◆ Task brief ◆
Set down each entry from the block beneath, exactly as written.

Stored items from a collection:
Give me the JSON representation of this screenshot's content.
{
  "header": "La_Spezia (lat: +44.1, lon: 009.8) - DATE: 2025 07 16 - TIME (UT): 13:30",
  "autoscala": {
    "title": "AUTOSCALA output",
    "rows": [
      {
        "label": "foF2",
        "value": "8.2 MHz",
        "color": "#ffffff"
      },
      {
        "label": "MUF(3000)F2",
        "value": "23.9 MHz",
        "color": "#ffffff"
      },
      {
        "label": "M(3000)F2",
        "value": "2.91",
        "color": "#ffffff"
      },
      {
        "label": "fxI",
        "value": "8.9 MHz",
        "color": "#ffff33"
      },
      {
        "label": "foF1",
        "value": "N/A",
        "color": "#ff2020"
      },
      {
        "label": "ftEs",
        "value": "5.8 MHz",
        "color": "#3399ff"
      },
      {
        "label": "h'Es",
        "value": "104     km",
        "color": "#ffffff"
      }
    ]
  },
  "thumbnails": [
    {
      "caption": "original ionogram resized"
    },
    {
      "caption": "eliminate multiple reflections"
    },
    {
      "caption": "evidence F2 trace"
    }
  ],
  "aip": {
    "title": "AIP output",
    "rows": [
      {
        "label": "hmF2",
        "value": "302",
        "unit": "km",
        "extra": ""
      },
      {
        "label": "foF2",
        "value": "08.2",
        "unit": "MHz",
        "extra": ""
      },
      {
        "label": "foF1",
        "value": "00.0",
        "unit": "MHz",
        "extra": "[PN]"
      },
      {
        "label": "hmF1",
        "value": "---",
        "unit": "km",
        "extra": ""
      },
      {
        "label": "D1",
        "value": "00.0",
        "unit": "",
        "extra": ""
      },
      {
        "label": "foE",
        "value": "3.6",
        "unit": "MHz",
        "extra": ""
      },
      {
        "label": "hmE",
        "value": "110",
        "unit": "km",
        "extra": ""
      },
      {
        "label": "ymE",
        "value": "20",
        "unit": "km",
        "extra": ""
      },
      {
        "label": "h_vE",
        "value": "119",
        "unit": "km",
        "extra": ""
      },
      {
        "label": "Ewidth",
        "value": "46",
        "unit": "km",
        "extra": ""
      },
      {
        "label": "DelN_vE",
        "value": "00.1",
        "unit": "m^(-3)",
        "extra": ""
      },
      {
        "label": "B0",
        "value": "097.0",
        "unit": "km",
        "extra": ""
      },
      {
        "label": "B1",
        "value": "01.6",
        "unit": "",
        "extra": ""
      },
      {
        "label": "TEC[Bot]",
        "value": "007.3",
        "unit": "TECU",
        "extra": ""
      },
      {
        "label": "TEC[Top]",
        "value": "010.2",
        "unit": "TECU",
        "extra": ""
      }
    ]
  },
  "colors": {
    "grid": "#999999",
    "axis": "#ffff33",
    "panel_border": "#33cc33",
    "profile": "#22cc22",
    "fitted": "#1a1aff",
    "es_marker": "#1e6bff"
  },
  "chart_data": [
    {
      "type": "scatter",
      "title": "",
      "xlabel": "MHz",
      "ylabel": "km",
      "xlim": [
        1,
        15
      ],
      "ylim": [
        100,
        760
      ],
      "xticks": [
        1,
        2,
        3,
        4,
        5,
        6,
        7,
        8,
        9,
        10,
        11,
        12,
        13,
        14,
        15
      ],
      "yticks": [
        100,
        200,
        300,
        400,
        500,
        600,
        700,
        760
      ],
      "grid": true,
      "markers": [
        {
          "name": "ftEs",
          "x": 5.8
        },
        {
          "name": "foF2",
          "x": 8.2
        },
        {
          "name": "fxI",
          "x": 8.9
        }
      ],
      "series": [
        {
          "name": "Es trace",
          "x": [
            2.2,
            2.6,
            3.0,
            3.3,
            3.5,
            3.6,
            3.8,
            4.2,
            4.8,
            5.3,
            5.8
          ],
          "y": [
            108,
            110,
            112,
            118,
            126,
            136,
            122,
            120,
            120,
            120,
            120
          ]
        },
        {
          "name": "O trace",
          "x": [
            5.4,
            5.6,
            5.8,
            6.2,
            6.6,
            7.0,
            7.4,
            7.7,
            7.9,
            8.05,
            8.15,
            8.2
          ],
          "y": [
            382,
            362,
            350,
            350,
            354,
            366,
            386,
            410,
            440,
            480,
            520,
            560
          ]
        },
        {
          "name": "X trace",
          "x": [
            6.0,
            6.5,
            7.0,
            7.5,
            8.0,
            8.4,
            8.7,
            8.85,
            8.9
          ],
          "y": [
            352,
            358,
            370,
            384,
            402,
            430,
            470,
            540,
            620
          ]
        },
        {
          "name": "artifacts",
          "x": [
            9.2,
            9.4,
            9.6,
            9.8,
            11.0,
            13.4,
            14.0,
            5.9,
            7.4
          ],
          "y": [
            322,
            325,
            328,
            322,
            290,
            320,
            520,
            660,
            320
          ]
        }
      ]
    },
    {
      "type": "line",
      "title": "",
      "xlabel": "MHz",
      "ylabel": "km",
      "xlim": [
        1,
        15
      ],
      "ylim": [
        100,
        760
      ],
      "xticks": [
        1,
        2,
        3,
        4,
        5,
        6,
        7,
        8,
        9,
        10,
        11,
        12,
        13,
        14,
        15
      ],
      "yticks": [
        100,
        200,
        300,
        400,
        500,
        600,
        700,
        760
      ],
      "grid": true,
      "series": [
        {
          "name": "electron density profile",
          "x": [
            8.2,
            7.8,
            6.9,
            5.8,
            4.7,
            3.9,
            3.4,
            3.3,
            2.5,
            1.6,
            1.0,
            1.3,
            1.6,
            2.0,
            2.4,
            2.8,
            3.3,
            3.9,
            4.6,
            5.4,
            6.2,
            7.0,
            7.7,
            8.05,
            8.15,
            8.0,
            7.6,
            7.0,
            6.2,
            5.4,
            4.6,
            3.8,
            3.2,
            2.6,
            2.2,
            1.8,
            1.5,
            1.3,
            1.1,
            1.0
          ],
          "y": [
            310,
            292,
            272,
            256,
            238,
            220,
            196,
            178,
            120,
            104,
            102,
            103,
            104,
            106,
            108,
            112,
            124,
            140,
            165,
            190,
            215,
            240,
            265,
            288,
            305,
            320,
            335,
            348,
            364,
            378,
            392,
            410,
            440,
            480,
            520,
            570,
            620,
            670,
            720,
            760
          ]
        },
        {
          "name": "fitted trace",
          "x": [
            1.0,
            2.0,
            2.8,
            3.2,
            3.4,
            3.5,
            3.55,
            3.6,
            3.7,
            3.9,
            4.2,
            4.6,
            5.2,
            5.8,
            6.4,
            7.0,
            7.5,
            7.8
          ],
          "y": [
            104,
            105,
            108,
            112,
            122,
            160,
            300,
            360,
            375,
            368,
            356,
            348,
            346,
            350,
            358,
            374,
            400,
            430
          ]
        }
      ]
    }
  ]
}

◆ Expected answer ◆
Give me the JSON representation of this screenshot's content.
{
  "header": "La_Spezia (lat: +44.1, lon: 009.8) - DATE: 2025 07 16 - TIME (UT): 13:30",
  "autoscala": {
    "title": "AUTOSCALA output",
    "rows": [
      {
        "label": "foF2",
        "value": "8.2 MHz",
        "color": "#ffffff"
      },
      {
        "label": "MUF(3000)F2",
        "value": "23.9 MHz",
        "color": "#ffffff"
      },
      {
        "label": "M(3000)F2",
        "value": "2.91",
        "color": "#ffffff"
      },
      {
        "label": "fxI",
        "value": "8.9 MHz",
        "color": "#ffff33"
      },
      {
        "label": "foF1",
        "value": "N/A",
        "color": "#ff2020"
      },
      {
        "label": "ftEs",
        "value": "5.8 MHz",
        "color": "#3399ff"
      },
      {
        "label": "h'Es",
        "value": "104     km",
        "color": "#ffffff"
      }
    ]
  },
  "thumbnails": [
    {
      "caption": "original ionogram resized"
    },
    {
      "caption": "eliminate multiple reflections"
    },
    {
      "caption": "evidence F2 trace"
    }
  ],
  "aip": {
    "title": "AIP output",
    "rows": [
      {
        "label": "hmF2",
        "value": "302",
        "unit": "km",
        "extra": ""
      },
      {
        "label": "foF2",
        "value": "08.2",
        "unit": "MHz",
        "extra": ""
      },
      {
        "label": "foF1",
        "value": "00.0",
        "unit": "MHz",
        "extra": "[PN]"
      },
      {
        "label": "hmF1",
        "value": "---",
        "unit": "km",
        "extra": ""
      },
      {
        "label": "D1",
        "value": "00.0",
        "unit": "",
        "extra": ""
      },
      {
        "label": "foE",
        "value": "3.6",
        "unit": "MHz",
        "extra": ""
      },
      {
        "label": "hmE",
        "value": "110",
        "unit": "km",
        "extra": ""
      },
      {
        "label": "ymE",
        "value": "20",
        "unit": "km",
        "extra": ""
      },
      {
        "label": "h_vE",
        "value": "119",
        "unit": "km",
        "extra": ""
      },
      {
        "label": "Ewidth",
        "value": "46",
        "unit": "km",
        "extra": ""
      },
      {
        "label": "DelN_vE",
        "value": "00.1",
        "unit": "m^(-3)",
        "extra": ""
      },
      {
        "label": "B0",
        "value": "097.0",
        "unit": "km",
        "extra": ""
      },
      {
        "label": "B1",
        "value": "01.6",
        "unit": "",
        "extra": ""
      },
      {
        "label": "TEC[Bot]",
        "value": "007.3",
        "unit": "TECU",
        "extra": ""
      },
      {
        "label": "TEC[Top]",
        "value": "010.2",
        "unit": "TECU",
        "extra": ""
      }
    ]
  },
  "colors": {
    "grid": "#999999",
    "axis": "#ffff33",
    "panel_border": "#33cc33",
    "profile": "#22cc22",
    "fitted": "#1a1aff",
    "es_marker": "#1e6bff"
  },
  "chart_data": [
    {
      "type": "scatter",
      "title": "",
      "xlabel": "MHz",
      "ylabel": "km",
      "xlim": [
        1,
        15
      ],
      "ylim": [
        100,
        760
      ],
      "xticks": [
        1,
        2,
        3,
        4,
        5,
        6,
        7,
        8,
        9,
        10,
        11,
        12,
        13,
        14,
        15
      ],
      "yticks": [
        100,
        200,
        300,
        400,
        500,
        600,
        700,
        760
      ],
      "grid": true,
      "markers": [
        {
          "name": "ftEs",
          "x": 5.8
        },
        {
          "name": "foF2",
          "x": 8.2
        },
        {
          "name": "fxI",
          "x": 8.9
        }
      ],
      "series": [
        {
          "name": "Es trace",
          "x": [
            2.2,
            2.6,
            3.0,
            3.3,
            3.5,
            3.6,
            3.8,
            4.2,
            4.8,
            5.3,
            5.8
          ],
          "y": [
            108,
            110,
            112,
            118,
            126,
            136,
            122,
            120,
            120,
            120,
            120
          ]
        },
        {
          "name": "O trace",
          "x": [
            5.4,
            5.6,
            5.8,
            6.2,
            6.6,
            7.0,
            7.4,
            7.7,
            7.9,
            8.05,
            8.15,
            8.2
          ],
          "y": [
            382,
            362,
            350,
            350,
            354,
            366,
            386,
            410,
            440,
            480,
            520,
            560
          ]
        },
        {
          "name": "X trace",
          "x": [
            6.0,
            6.5,
            7.0,
            7.5,
            8.0,
            8.4,
            8.7,
            8.85,
            8.9
          ],
          "y": [
            352,
            358,
            370,
            384,
            402,
            430,
            470,
            540,
            620
          ]
        },
        {
          "name": "artifacts",
          "x": [
            9.2,
            9.4,
            9.6,
            9.8,
            11.0,
            13.4,
            14.0,
            5.9,
            7.4
          ],
          "y": [
            322,
            325,
            328,
            322,
            290,
            320,
            520,
            660,
            320
          ]
        }
      ]
    },
    {
      "type": "line",
      "title": "",
      "xlabel": "MHz",
      "ylabel": "km",
      "xlim": [
        1,
        15
      ],
      "ylim": [
        100,
        760
      ],
      "xticks": [
        1,
        2,
        3,
        4,
        5,
        6,
        7,
        8,
        9,
        10,
        11,
        12,
        13,
        14,
        15
      ],
      "yticks": [
        100,
        200,
        300,
        400,
        500,
        600,
        700,
        760
      ],
      "grid": true,
      "series": [
        {
          "name": "electron density profile",
          "x": [
            8.2,
            7.8,
            6.9,
            5.8,
            4.7,
            3.9,
            3.4,
            3.3,
            2.5,
            1.6,
            1.0,
            1.3,
            1.6,
            2.0,
            2.4,
            2.8,
            3.3,
            3.9,
            4.6,
            5.4,
            6.2,
            7.0,
            7.7,
            8.05,
            8.15,
            8.0,
            7.6,
            7.0,
            6.2,
            5.4,
            4.6,
            3.8,
            3.2,
            2.6,
            2.2,
            1.8,
            1.5,
            1.3,
            1.1,
            1.0
          ],
          "y": [
            310,
            292,
            272,
            256,
            238,
            220,
            196,
            178,
            120,
            104,
            102,
            103,
            104,
            106,
            108,
            112,
            124,
            140,
            165,
            190,
            215,
            240,
            265,
            288,
            305,
            320,
            335,
            348,
            364,
            378,
            392,
            410,
            440,
            480,
            520,
            570,
            620,
            670,
            720,
            760
          ]
        },
        {
          "name": "fitted trace",
          "x": [
            1.0,
            2.0,
            2.8,
            3.2,
            3.4,
            3.5,
            3.55,
            3.6,
            3.7,
            3.9,
            4.2,
            4.6,
            5.2,
            5.8,
            6.4,
            7.0,
            7.5,
            7.8
          ],
          "y": [
            104,
            105,
            108,
            112,
            122,
            160,
            300,
            360,
            375,
            368,
            356,
            348,
            346,
            350,
            358,
            374,
            400,
            430
          ]
        }
      ]
    }
  ]
}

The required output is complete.